When your files are gathered and organized on a central computer, follow the 3-2-1 Rule when making backup copies.
3 – Make 3 copies
You central computer can count as one copy, but you should make two additional copies in case more than one backup fails.
2 – Use 2 different types of storage media
Rather than rely on the endurance of one type of storage media, make at least one of your copies in another storage format.
1 – Store 1 back up in a different location
In case a physical disaster occurs, such as a house fire, keep one of your backups in a different geographic location, such as a relative's house in another state.
After you copy your files from your main computer to your backup storage, check to make sure that the files copied without any errors. One quick way to do this is to compare the total file size of the collection to see if there's any difference between the copies. Most computers have a Get Info feature (command-I or alt-click>Get Info) that will give you the total file size in bytes.
External hard drives
Storage devices come in desktop and portable varieties from commercial manufacturers such as Seagate and Western Digital. Hard disk drives (HDDs) are reliable and cheap for the amount of storage capacity, but they have moving parts that can break. Solid state drives (SSDs) are more durable, smaller, and faster, but can be expensive. Expect to spend around $50–$100 per terabyte of storage.
When you store data in the "cloud," it's actually stored on servers owned by the service provider. Consider these factors when deciding on a cloud or file-hosting service:

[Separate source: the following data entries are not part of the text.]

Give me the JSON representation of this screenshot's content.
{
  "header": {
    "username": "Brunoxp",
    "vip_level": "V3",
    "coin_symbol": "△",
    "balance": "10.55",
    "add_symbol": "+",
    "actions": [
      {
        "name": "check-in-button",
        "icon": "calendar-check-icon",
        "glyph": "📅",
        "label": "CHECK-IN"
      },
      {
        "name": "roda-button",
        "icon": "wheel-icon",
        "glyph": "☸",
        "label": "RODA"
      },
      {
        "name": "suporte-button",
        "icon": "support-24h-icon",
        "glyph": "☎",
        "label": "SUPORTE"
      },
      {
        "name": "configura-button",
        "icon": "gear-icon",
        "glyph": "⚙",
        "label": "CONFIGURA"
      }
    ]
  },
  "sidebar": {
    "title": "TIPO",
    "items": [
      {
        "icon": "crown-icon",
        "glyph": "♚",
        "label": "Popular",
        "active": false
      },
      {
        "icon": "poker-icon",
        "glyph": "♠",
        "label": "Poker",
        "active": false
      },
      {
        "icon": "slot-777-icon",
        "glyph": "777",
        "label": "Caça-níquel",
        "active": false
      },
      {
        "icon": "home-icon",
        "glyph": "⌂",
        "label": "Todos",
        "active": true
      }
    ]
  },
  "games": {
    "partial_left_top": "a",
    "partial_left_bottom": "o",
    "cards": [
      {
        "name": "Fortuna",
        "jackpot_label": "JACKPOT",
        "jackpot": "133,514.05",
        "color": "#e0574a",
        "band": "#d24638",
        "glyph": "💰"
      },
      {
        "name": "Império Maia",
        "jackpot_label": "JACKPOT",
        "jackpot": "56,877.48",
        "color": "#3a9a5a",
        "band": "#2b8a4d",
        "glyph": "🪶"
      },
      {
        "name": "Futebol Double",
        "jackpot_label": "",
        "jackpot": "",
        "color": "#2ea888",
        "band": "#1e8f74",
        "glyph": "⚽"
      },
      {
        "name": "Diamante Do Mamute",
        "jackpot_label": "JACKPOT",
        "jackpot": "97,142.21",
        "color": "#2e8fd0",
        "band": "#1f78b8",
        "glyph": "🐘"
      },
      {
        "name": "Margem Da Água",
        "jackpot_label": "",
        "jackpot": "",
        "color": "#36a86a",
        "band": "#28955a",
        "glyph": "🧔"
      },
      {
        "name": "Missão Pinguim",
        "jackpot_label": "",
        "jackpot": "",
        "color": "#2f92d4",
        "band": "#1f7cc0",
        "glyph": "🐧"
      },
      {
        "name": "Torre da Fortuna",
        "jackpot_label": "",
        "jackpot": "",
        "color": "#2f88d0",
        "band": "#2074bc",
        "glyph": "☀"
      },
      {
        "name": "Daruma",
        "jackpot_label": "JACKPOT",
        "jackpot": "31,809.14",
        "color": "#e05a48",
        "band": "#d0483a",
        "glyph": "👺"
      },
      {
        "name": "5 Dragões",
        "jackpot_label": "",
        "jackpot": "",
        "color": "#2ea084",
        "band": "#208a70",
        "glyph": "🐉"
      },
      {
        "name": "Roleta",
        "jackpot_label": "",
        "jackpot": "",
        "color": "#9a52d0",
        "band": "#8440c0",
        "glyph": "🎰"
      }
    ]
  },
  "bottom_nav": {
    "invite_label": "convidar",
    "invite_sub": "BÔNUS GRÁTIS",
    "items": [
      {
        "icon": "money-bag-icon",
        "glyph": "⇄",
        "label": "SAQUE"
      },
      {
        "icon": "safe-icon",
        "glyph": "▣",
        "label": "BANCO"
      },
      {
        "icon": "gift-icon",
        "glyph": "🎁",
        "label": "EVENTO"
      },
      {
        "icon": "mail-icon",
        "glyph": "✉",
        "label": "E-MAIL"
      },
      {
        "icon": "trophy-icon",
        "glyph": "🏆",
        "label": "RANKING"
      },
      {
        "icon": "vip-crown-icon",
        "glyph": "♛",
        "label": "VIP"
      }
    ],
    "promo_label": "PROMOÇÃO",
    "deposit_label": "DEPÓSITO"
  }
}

All digital data is encoded onto physical media which is itself susceptible to damage and degradation. For best results, digital storage media should be kept in the same kind of environmental conditions that you find comfortable: